_Assignment_:
Return each line of the data below exactly, omitting any pictures.

━━ Extracted information ━━

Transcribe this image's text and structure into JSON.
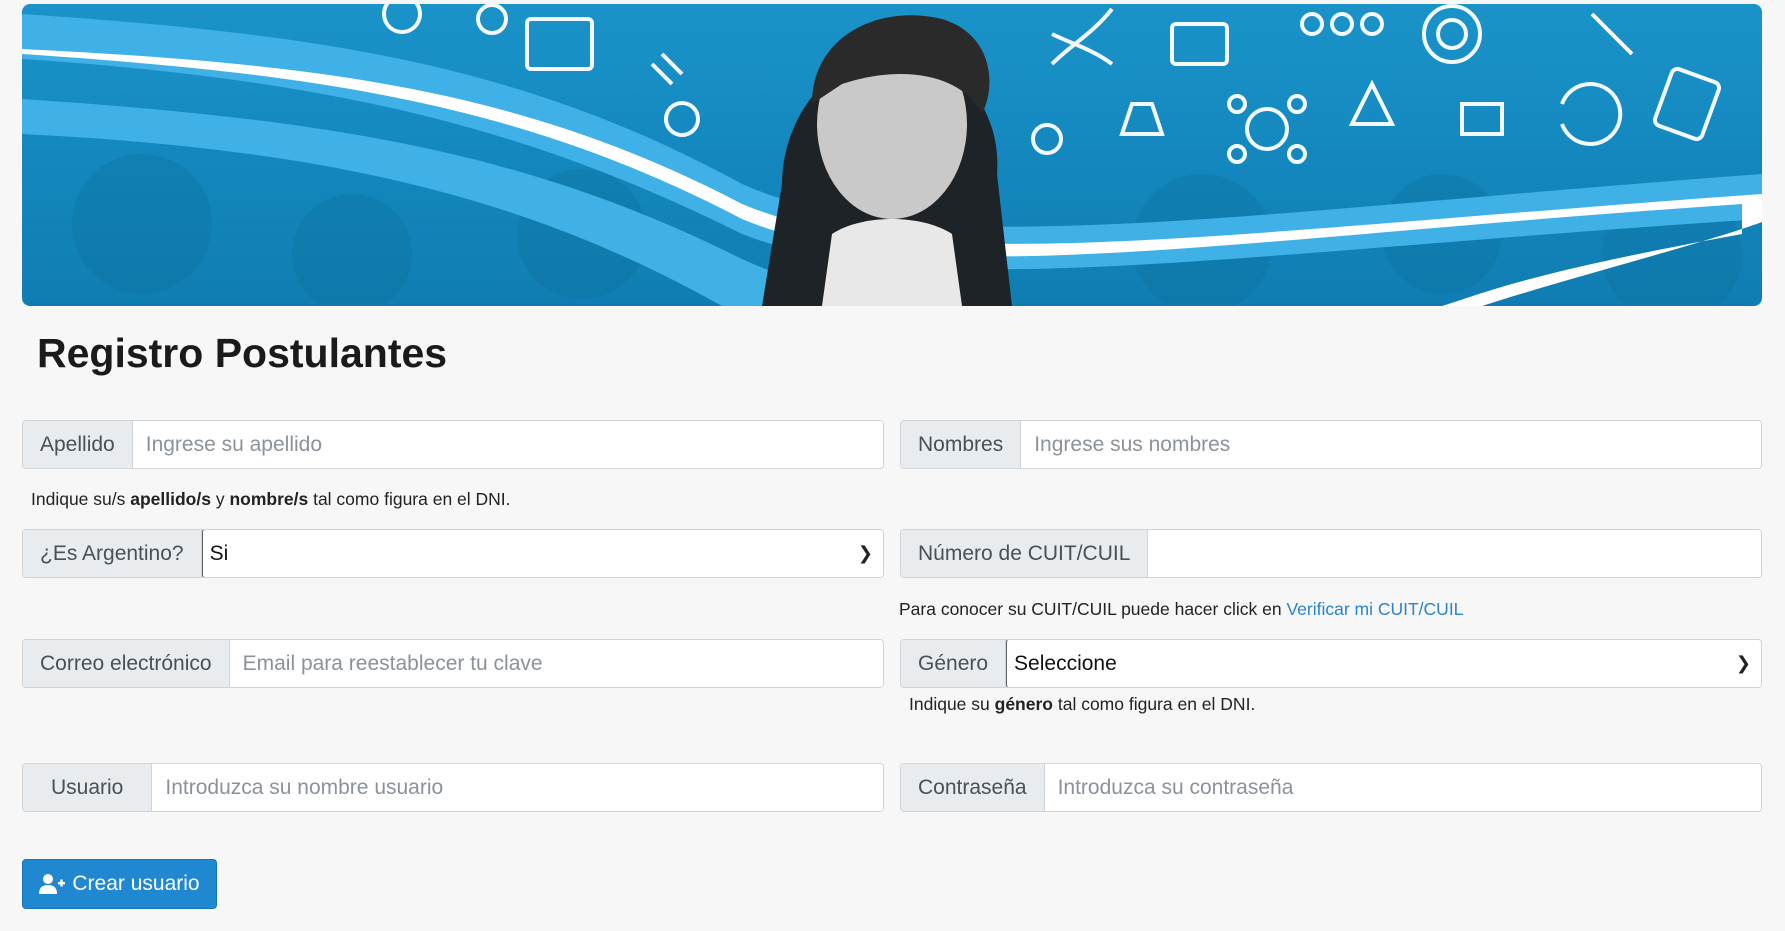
{
  "page": {
    "title": "Registro Postulantes"
  },
  "form": {
    "apellido": {
      "label": "Apellido",
      "placeholder": "Ingrese su apellido"
    },
    "nombres": {
      "label": "Nombres",
      "placeholder": "Ingrese sus nombres"
    },
    "help_names": {
      "pre": "Indique su/s ",
      "b1": "apellido/s",
      "mid": " y ",
      "b2": "nombre/s",
      "post": " tal como figura en el DNI."
    },
    "argentino": {
      "label": "¿Es Argentino?",
      "value": "Si"
    },
    "cuit": {
      "label": "Número de CUIT/CUIL",
      "value": ""
    },
    "help_cuit": {
      "pre": "Para conocer su CUIT/CUIL puede hacer click en ",
      "link": "Verificar mi CUIT/CUIL"
    },
    "email": {
      "label": "Correo electrónico",
      "placeholder": "Email para reestablecer tu clave"
    },
    "genero": {
      "label": "Género",
      "value": "Seleccione"
    },
    "help_genero": {
      "pre": "Indique su ",
      "b": "género",
      "post": " tal como figura en el DNI."
    },
    "usuario": {
      "label": "Usuario",
      "placeholder": "Introduzca su nombre usuario"
    },
    "password": {
      "label": "Contraseña",
      "placeholder": "Introduzca su contraseña"
    },
    "submit": {
      "label": "Crear usuario",
      "icon": "user-plus-icon"
    }
  },
  "colors": {
    "banner_blue": "#1a93c9",
    "button_blue": "#1f88d1",
    "link_blue": "#2a85c9"
  }
}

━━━

_Response box_:
Transcribe this image's text and structure into JSON.
{
  "page": {
    "title": "Registro Postulantes"
  },
  "form": {
    "apellido": {
      "label": "Apellido",
      "placeholder": "Ingrese su apellido"
    },
    "nombres": {
      "label": "Nombres",
      "placeholder": "Ingrese sus nombres"
    },
    "help_names": {
      "pre": "Indique su/s ",
      "b1": "apellido/s",
      "mid": " y ",
      "b2": "nombre/s",
      "post": " tal como figura en el DNI."
    },
    "argentino": {
      "label": "¿Es Argentino?",
      "value": "Si"
    },
    "cuit": {
      "label": "Número de CUIT/CUIL",
      "value": ""
    },
    "help_cuit": {
      "pre": "Para conocer su CUIT/CUIL puede hacer click en ",
      "link": "Verificar mi CUIT/CUIL"
    },
    "email": {
      "label": "Correo electrónico",
      "placeholder": "Email para reestablecer tu clave"
    },
    "genero": {
      "label": "Género",
      "value": "Seleccione"
    },
    "help_genero": {
      "pre": "Indique su ",
      "b": "género",
      "post": " tal como figura en el DNI."
    },
    "usuario": {
      "label": "Usuario",
      "placeholder": "Introduzca su nombre usuario"
    },
    "password": {
      "label": "Contraseña",
      "placeholder": "Introduzca su contraseña"
    },
    "submit": {
      "label": "Crear usuario",
      "icon": "user-plus-icon"
    }
  },
  "colors": {
    "banner_blue": "#1a93c9",
    "button_blue": "#1f88d1",
    "link_blue": "#2a85c9"
  }
}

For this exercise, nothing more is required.